Monday, February 8, 2016

Orthodoxy is the new radical. . .

In an age in which self-expression is deemed the highest goal of freedom and in which it seems there are few boundaries left to be traversed in the pursuit of individuality, perhaps the most radical thing one can be is an orthodox Christian!

The media have presumed to know all things about theology and to discern the intent of Scripture that transcends its clear and plain word.  Liberalism has escaped the fence of creed and confession to embrace a gospel which has little if anything to do with the cross, empty tomb, forgiveness, life, and salvation.  Social justice and advocacy have become the pursuits of the evangelistic fervor of evangelicalism with a conscience and liberal Protestantism.  Personal happiness and achievement have taken over the rest of evangelicalism and even threatened the agenda of ordinary Protestantism.

The boomers remain deluded in the pursuit of personal preference and still think that strumming a guitar in church is the cutting edge of contemporary and emergent Christianity.  The feminist, gay, lesbian, transgender, and every other agenda have become the new orthodoxy of too many Christians and too many denominations claiming to be Christian.  There is tolerance for nearly everything that a generation or two ago would have been labeled a perversion but there is no stomach for doctrine and morality consistent with the Scriptures and the early church fathers.

No, if you want to be radical in this age, orthodox doctrine, creedal and confessional theology, and historic, catholic liturgy (with the expectation that God actually works through the means of grace) is about as radical and odd as you can get in the world today.  As one who danced to the tune of the moment in his youthful rebellious years, I have learned that the most radical thing there is and every has been is orthodox Christianity which takes the Scriptures at their word, seeks the fullest catholic expression of doctrine and practice, and finds the vibrant surprise of God's presence not in feeling or thought but in the Word and Sacraments that actually do what they say and deliver what they promise.

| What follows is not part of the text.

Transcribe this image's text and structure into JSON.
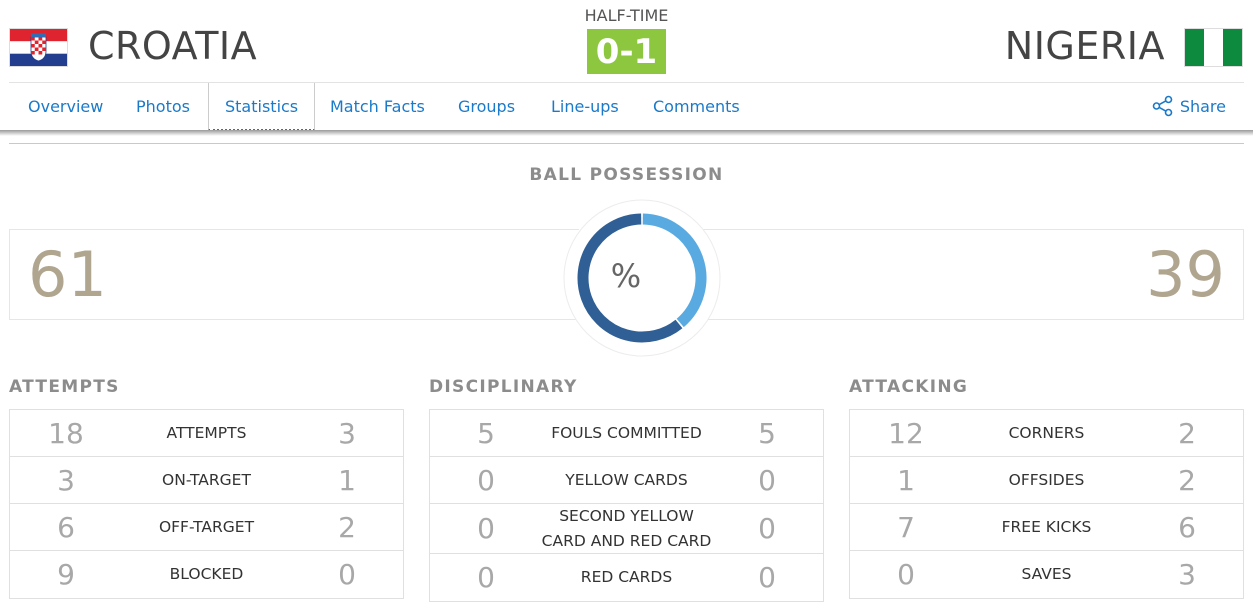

In a strange turn of events, the most conventional Christianity of all is the one that has been transformed by the spirit of the age, that listens to the heartbeat and pulse of the moment, that seeks to be on the forefront but not too far ahead of every movement of social change, that loves technology more than the unchanging Gospel, and divorces the gospel from text and story until it becomes merely a moral of the story and tacit approval of what we have always wanted or desired.  To be radical is to gather around the Word and Table of the Lord, to believe the Scriptures without seeking to find hidden meaning or principle that trumps the fact of what is said, and to rejoice that God is with us in the concrete splash of water, voice of absolution, taste of bread, and sip of wine.

There is nothing stranger to our world than a conscience and life captive to the Word of the Lord.  There is no sight more out of keeping with modern sensibility than a smokey setting of incense and prayer, chant and liturgy, preaching and Sacrament.  There is no truth more radical than one which does not adjust or change or reflect the times and tenor of the people from age to age.  There is no God more radical than the One who would inhabit a Virgin's womb, a manger bare, a crude instrument of suffering, and a cold, dark tomb.  There is no more radical hope than in death life is born and this life will transcend all earthly reality, dream, and imagination.  There is no more radical conviction than because He lives, I shall live also.

Nope, if you want to be radical, try being a confessional Lutheran gathered with other confessional Lutherans around the Word and Table of the Lord, paying homage to catholic ceremonial that flows from catholic doctrine, singing the chorales of yesteryear while adding the best of the best to the heritage of faithful song, praying with the saints the Amen of Thy will be done, joyfully giving tithe and offering in testament to God's giving love, and walking out the door to fulfill the baptismal vocation of worship, witness, prayer, service, and works of mercy.

1 comment:

Janis Williams said...

Stunningly true! As long as we choose orthodoxy because it is True, not because it is radical. It may be that as the memory of orthodoxy (their grandpa's religion) fades in the minds of the younger generation(s), they will find the little bastions remaining of that orthodoxy. In what will be left of faithful grey-heads that still need the forgivness of their sins in the absolution and the Eucharist they will see that their self-focused seeking should have been looking outside of themselves all along. God willing, they will be given Faith in Jesus Christ.